--- INPUT MATERIAL Enclosed Below ---

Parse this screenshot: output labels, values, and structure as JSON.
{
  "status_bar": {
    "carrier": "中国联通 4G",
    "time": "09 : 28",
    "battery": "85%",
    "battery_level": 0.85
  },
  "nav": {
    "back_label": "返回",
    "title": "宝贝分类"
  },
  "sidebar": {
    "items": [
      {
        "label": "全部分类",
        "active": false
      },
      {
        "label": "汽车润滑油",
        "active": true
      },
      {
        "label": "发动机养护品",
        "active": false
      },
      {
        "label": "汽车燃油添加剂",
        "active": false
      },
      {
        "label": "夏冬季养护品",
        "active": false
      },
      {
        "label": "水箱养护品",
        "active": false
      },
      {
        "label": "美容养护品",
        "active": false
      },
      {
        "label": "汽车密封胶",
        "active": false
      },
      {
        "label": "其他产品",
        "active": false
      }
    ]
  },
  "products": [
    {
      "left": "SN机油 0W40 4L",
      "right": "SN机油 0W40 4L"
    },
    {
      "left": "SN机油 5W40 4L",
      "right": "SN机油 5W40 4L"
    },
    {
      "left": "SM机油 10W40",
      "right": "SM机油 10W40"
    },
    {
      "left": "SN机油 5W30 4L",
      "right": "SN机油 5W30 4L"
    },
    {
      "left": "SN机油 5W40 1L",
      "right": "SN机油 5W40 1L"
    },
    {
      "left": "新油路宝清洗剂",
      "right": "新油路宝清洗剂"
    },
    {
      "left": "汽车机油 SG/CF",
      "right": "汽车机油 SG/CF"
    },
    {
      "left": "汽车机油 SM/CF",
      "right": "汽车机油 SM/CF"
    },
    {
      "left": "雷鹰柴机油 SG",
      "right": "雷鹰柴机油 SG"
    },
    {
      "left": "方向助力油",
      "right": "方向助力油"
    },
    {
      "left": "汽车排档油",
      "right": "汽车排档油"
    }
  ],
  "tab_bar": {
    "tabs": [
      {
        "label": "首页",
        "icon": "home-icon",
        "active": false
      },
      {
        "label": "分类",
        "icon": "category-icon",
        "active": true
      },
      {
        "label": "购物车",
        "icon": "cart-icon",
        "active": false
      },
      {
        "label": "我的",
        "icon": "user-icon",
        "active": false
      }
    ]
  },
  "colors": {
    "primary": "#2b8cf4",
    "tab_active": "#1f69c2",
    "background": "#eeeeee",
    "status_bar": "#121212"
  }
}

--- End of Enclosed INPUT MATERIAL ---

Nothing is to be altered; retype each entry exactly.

Parse this screenshot: output labels, values, and structure as JSON.
{
  "status_bar": {
    "carrier": "中国联通 4G",
    "time": "09 : 28",
    "battery": "85%",
    "battery_level": 0.85
  },
  "nav": {
    "back_label": "返回",
    "title": "宝贝分类"
  },
  "sidebar": {
    "items": [
      {
        "label": "全部分类",
        "active": false
      },
      {
        "label": "汽车润滑油",
        "active": true
      },
      {
        "label": "发动机养护品",
        "active": false
      },
      {
        "label": "汽车燃油添加剂",
        "active": false
      },
      {
        "label": "夏冬季养护品",
        "active": false
      },
      {
        "label": "水箱养护品",
        "active": false
      },
      {
        "label": "美容养护品",
        "active": false
      },
      {
        "label": "汽车密封胶",
        "active": false
      },
      {
        "label": "其他产品",
        "active": false
      }
    ]
  },
  "products": [
    {
      "left": "SN机油 0W40 4L",
      "right": "SN机油 0W40 4L"
    },
    {
      "left": "SN机油 5W40 4L",
      "right": "SN机油 5W40 4L"
    },
    {
      "left": "SM机油 10W40",
      "right": "SM机油 10W40"
    },
    {
      "left": "SN机油 5W30 4L",
      "right": "SN机油 5W30 4L"
    },
    {
      "left": "SN机油 5W40 1L",
      "right": "SN机油 5W40 1L"
    },
    {
      "left": "新油路宝清洗剂",
      "right": "新油路宝清洗剂"
    },
    {
      "left": "汽车机油 SG/CF",
      "right": "汽车机油 SG/CF"
    },
    {
      "left": "汽车机油 SM/CF",
      "right": "汽车机油 SM/CF"
    },
    {
      "left": "雷鹰柴机油 SG",
      "right": "雷鹰柴机油 SG"
    },
    {
      "left": "方向助力油",
      "right": "方向助力油"
    },
    {
      "left": "汽车排档油",
      "right": "汽车排档油"
    }
  ],
  "tab_bar": {
    "tabs": [
      {
        "label": "首页",
        "icon": "home-icon",
        "active": false
      },
      {
        "label": "分类",
        "icon": "category-icon",
        "active": true
      },
      {
        "label": "购物车",
        "icon": "cart-icon",
        "active": false
      },
      {
        "label": "我的",
        "icon": "user-icon",
        "active": false
      }
    ]
  },
  "colors": {
    "primary": "#2b8cf4",
    "tab_active": "#1f69c2",
    "background": "#eeeeee",
    "status_bar": "#121212"
  }
}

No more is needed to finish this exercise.